I would be happy if people would concede that we are at least reaching the foreseeable limits on the number of cars we can pack in. When you consider that another million residents means another million cars - or more - under current scenarios, that, at least should give any rational person reason to pause. How could it possibly work? The smart answer? It can't. It won't. Something will have to give.

What normally does give is our quality of life: air quality, longer commutes, more pollution, lost open spaces and farmlands. This has been the pattern of growth directed by the very same interests gathered at local meetings and throughout the state. Madigan also astutely noted, "Where are the next 18 million Caifornians going to live? Unless the San Francisco Bay Area, Los Angeles and San Diego step up to the plate, it will go on to prime farmland - which is just plain stupid!. . .that's the way it's always worked."

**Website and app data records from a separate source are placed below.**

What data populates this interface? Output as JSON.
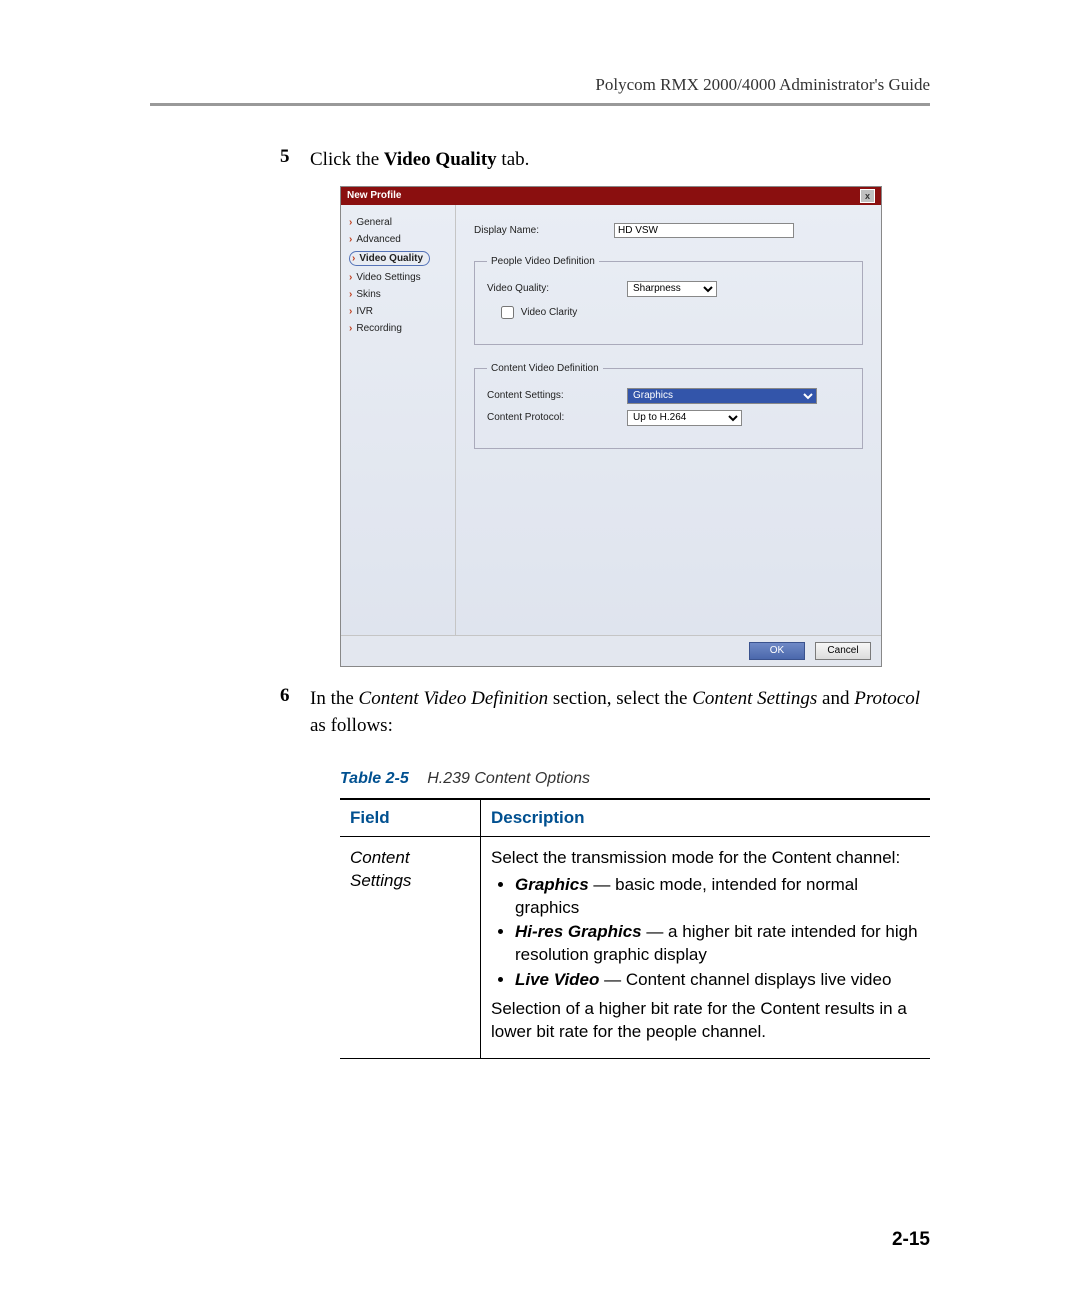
{
  "header": {
    "guide": "Polycom RMX 2000/4000 Administrator's Guide"
  },
  "steps": {
    "s5": {
      "num": "5",
      "pre": "Click the ",
      "bold": "Video Quality",
      "post": " tab."
    },
    "s6": {
      "num": "6",
      "t1": "In the ",
      "i1": "Content Video Definition",
      "t2": " section, select the ",
      "i2": "Content Settings",
      "t3": " and ",
      "i3": "Protocol",
      "t4": " as follows:"
    }
  },
  "shot": {
    "title": "New Profile",
    "close": "x",
    "nav": {
      "general": "General",
      "advanced": "Advanced",
      "videoQuality": "Video Quality",
      "videoSettings": "Video Settings",
      "skins": "Skins",
      "ivr": "IVR",
      "recording": "Recording"
    },
    "form": {
      "displayNameLabel": "Display Name:",
      "displayNameValue": "HD VSW",
      "group1": "People Video Definition",
      "videoQualityLabel": "Video Quality:",
      "videoQualityValue": "Sharpness",
      "videoClarityLabel": "Video Clarity",
      "group2": "Content Video Definition",
      "contentSettingsLabel": "Content Settings:",
      "contentSettingsValue": "Graphics",
      "contentProtocolLabel": "Content Protocol:",
      "contentProtocolValue": "Up to H.264"
    },
    "buttons": {
      "ok": "OK",
      "cancel": "Cancel"
    }
  },
  "tableCaption": {
    "num": "Table 2-5",
    "title": "H.239 Content Options"
  },
  "table": {
    "headField": "Field",
    "headDesc": "Description",
    "row1Field": "Content Settings",
    "row1": {
      "intro": "Select the transmission mode for the Content channel:",
      "b1": "Graphics",
      "b1t": " — basic mode, intended for normal graphics",
      "b2": "Hi-res Graphics",
      "b2t": " — a higher bit rate intended for high resolution graphic display",
      "b3": "Live Video",
      "b3t": " — Content channel displays live video",
      "outro": "Selection of a higher bit rate for the Content results in a lower bit rate for the people channel."
    }
  },
  "pageNum": "2-15"
}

We can all cite examples of what "smart growth" is not, but few have experience with what it is and what it takes to achieve it. Although everyone supported calls for a balanced coalition and broad-based participation, most recent participants represented the building and professional trades who have helped get us where we are today and many of those who can expect to profit directly from more growth - smart or not. Should we follow the leadership of the interests who brought us these problems? How smart is that? There is no question that they must be part of the solutions, but they have been clearly a big part of the problem as well.

Ultimately, the comments could best be summed up by the following: "San Diego has a long history of failed planning in these areas. Let's not have this be another wasted planning exercise." Now that would really be smart.